After living in the region of Antioquia for several months, a weekend in Bogota was refreshing, showing off a different side of life in Colombia. As our first venture to the capital, we took in a variety of experiences while understanding we would be returning for a more in-depth visit. Highlights included restaurants in La Macarena, a bike tour through the old city, and the unique Usaquen market.
We flew direct from Medellin to Bogota on Avianca, and then Latam on the return flight. In October 2016, the flights were about $280,000 COP round trip each. Both flights were delayed a bit, which seemed common. We were able to move to a different flight on Avianca since we didn’t check baggage (important travel tip here: carry only what you need most!
Arriving in Bogota was a simple process. We hopped in a cab outside the airport, and agreed on a price before departing. A one-way fare was around $27,000 COP.
Wanting to be near la Candelaria within a reasonable price range, we chose to stay at Ole Mi Casa Hostal, which had more of an apartment feel than a hostel. We appreciated the quiet, upstairs room which had all the basics we needed. The best part was staying in La Macarena, just walkably north of La Candelaria. This neighborhood carried its own vibe hosting some of the best restaurants.

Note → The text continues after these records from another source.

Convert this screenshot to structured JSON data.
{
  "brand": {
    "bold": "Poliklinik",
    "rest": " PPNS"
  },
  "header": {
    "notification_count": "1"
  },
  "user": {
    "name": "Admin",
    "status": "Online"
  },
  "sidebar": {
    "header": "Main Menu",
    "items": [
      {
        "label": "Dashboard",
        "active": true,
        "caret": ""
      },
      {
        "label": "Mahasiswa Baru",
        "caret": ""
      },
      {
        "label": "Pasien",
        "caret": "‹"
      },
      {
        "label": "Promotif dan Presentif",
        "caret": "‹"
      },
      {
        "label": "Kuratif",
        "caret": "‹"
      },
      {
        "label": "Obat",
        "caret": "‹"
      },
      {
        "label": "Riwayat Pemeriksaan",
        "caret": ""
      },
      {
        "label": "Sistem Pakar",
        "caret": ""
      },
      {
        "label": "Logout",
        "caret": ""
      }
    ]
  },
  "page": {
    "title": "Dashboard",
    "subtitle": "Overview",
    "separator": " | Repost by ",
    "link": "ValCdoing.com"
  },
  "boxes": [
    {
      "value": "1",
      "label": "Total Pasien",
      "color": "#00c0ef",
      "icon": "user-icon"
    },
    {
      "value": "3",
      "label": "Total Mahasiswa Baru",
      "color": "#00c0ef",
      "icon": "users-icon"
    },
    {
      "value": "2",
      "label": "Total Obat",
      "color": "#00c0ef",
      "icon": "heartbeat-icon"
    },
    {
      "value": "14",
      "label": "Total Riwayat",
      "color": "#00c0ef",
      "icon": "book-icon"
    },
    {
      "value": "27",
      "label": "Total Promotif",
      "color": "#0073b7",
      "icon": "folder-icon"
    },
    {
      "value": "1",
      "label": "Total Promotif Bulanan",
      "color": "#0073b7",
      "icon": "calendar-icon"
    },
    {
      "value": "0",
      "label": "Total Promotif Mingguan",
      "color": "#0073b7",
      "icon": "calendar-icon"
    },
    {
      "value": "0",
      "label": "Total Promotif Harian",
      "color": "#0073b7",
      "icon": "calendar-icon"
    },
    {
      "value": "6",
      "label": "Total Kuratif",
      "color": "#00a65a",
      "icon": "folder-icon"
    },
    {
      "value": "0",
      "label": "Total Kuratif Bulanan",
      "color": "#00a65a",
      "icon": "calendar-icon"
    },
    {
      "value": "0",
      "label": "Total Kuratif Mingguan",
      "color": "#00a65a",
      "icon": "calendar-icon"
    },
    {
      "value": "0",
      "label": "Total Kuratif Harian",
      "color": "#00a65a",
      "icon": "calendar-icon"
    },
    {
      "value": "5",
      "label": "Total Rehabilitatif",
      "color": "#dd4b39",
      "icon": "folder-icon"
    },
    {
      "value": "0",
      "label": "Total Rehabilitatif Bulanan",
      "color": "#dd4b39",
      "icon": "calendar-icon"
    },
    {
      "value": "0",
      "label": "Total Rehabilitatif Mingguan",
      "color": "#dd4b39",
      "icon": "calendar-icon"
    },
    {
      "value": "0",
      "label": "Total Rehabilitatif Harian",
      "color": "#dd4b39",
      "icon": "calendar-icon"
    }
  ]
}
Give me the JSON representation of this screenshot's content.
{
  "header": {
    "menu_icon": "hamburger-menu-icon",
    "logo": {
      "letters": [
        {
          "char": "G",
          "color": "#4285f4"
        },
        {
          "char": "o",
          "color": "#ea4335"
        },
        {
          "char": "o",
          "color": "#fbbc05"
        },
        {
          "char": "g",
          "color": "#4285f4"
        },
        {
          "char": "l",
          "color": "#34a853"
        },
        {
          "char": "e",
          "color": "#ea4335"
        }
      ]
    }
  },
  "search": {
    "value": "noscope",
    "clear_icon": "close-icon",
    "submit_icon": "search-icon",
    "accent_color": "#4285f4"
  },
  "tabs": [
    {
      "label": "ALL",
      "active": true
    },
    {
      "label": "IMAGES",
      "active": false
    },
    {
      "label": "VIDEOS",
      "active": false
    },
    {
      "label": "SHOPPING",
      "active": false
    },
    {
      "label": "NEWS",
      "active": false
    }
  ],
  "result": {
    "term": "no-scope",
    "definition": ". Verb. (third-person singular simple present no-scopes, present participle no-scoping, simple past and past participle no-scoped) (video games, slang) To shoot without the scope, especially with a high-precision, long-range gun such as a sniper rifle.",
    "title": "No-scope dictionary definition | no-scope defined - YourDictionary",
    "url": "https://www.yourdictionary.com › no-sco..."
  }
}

Get Your Adventure On
One of our first stops was a walk through Carrera 7, a pedestrian street with vendors, performers, etc. We headed straight towards the Gold Museum (free on Sundays or $3,000 COP) to learn about influence of metals throughout the history of Latin America. Check their website for current exhibits.

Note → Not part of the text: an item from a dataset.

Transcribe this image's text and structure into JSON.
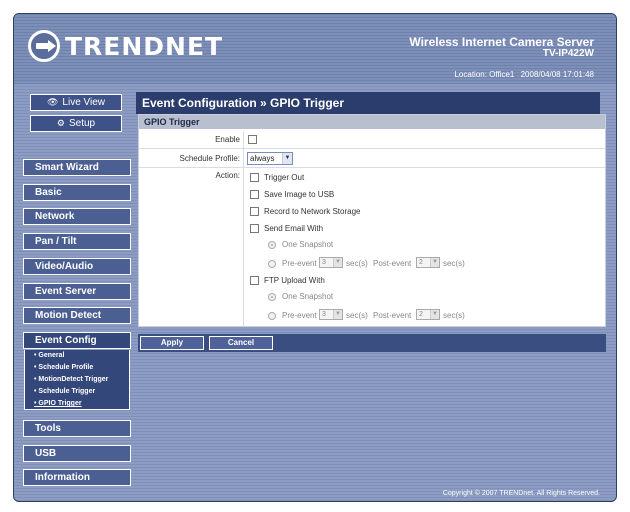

Our afternoon was set into motion when we joined the group at Bogota Bike Tours (daily 10:30am and 1:30pm $35,000 COP). Our guide took us on a gentle ride through the old city area of La Candeleria and beyond. The tour included a stop at a local market to try typical fruits, a quick lesson in Tejo (like firecracker horseshoe, check out Tejo in Medellin), graffiti stops, passing through quirky museums, and a back tour of coffee production. We pulled back into town around sunset, right when bars and restaurants were beginning to wake up.
In Bogota, we had our choices of markets to wander through on a Sunday morning. We stopped in for a quick browse through the San Alejo Mercado de las Pulgas, located off the main Carrera 7. At this flea market, we noticed a variety of shops with antiques, used clothing, jewelry, and tools.
Outside of the downtown area is the large market in Usaquen. While it contains some flea market items, we mostly enjoyed the local artwork, crafts, and specialty food. We spent the rest of the day wandering through aisles and aisles of unique stalls. Highly recommended!
Another activity near the city is taking the funicular (tram) or teleferico (cable car) up to top of Monserrat. We went the morning before our flight left, which provided a great daytime view. I imagine the sunset would be beautiful from up here as well. Although we took the tram, there is also an option to walk up instead. You may see locals doing this as a type of pilgrimage hike.
Eats and Drinks
As I mentioned, we stuck around La Macarena for most of our meals, unable to stray away from the reliably creative cuisine. At La Taperia, we enjoyed quality sangria with reasonably priced tapas influenced by various regions of Spain. Down the street at Elmat, we sampled tastes of Indian, Mediterranean, and Turkish cuisine. We were surprised at the prices despite the quality of fresh ingredients and original dishes.
Another favorite was Lamonferrina. This unassuming restaurant, with barely a sign in front, could be easily missed. A interesting layout drew us in, as we noticed the kitchen took up the downstairs. We guided ourselves upstairs to the seating area and chose from the menu on the wall. Their homemade Italian food is satisfying and nothing but quality.
If you’re looking to go out, La Candelaria is good for grabbing a cheap local drink and hanging out in a crowd within the plazas. We noticed groups of locals, expats, and tourists around these areas, such as Plaza de Bolivar. We wandered through the popular Chorro de Queveda for a sample of chicha, a fermented corn drink.
We also wandered through the neighborhood Nueva Granada. On Sunday it was quiet, but we found several nice hotels and quiet spots to grab drinks and desert.
For a future trip to Bogota, we would look into doing a day hike with Bogota Bike Tours. We would also check out the recommended Andres Carne de Res, which is supposed to be wild for a night of food, drinking, and dancing. We loved the Usaquen neighborhood and would consider getting a hostel there next time as well.